Given data:
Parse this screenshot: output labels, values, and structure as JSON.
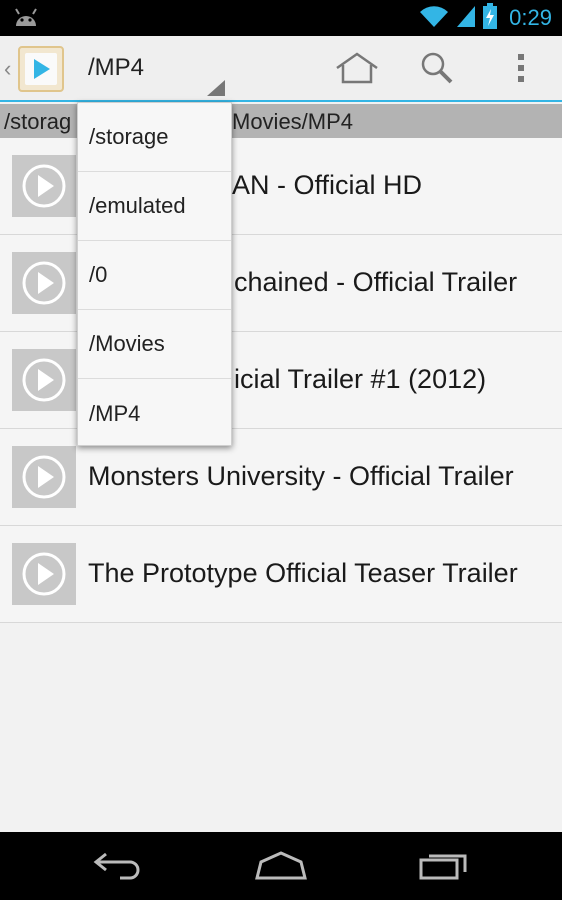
{
  "status_bar": {
    "time": "0:29",
    "icons": [
      "android-icon",
      "wifi-icon",
      "signal-icon",
      "battery-charging-icon"
    ]
  },
  "action_bar": {
    "current_folder": "/MP4",
    "icons": [
      "app-icon",
      "home-icon",
      "search-icon",
      "overflow-icon"
    ]
  },
  "path_bar": {
    "prefix": "/storag",
    "suffix": "Movies/MP4"
  },
  "dropdown": {
    "items": [
      "/storage",
      "/emulated",
      "/0",
      "/Movies",
      "/MP4"
    ]
  },
  "files": [
    {
      "title": "AN - Official HD"
    },
    {
      "title": "chained - Official Trailer"
    },
    {
      "title": "icial Trailer #1 (2012)"
    },
    {
      "title": "Monsters University - Official Trailer"
    },
    {
      "title": "The Prototype Official Teaser Trailer"
    }
  ],
  "navigation_bar": {
    "icons": [
      "back-icon",
      "home-icon",
      "recent-apps-icon"
    ]
  },
  "colors": {
    "accent": "#33b5e5",
    "status_bar": "#000000",
    "path_bar": "#b3b3b3"
  }
}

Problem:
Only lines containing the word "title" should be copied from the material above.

Task output:
      "title": "AN - Official HD"
      "title": "chained - Official Trailer"
      "title": "icial Trailer #1 (2012)"
      "title": "Monsters University - Official Trailer"
      "title": "The Prototype Official Teaser Trailer"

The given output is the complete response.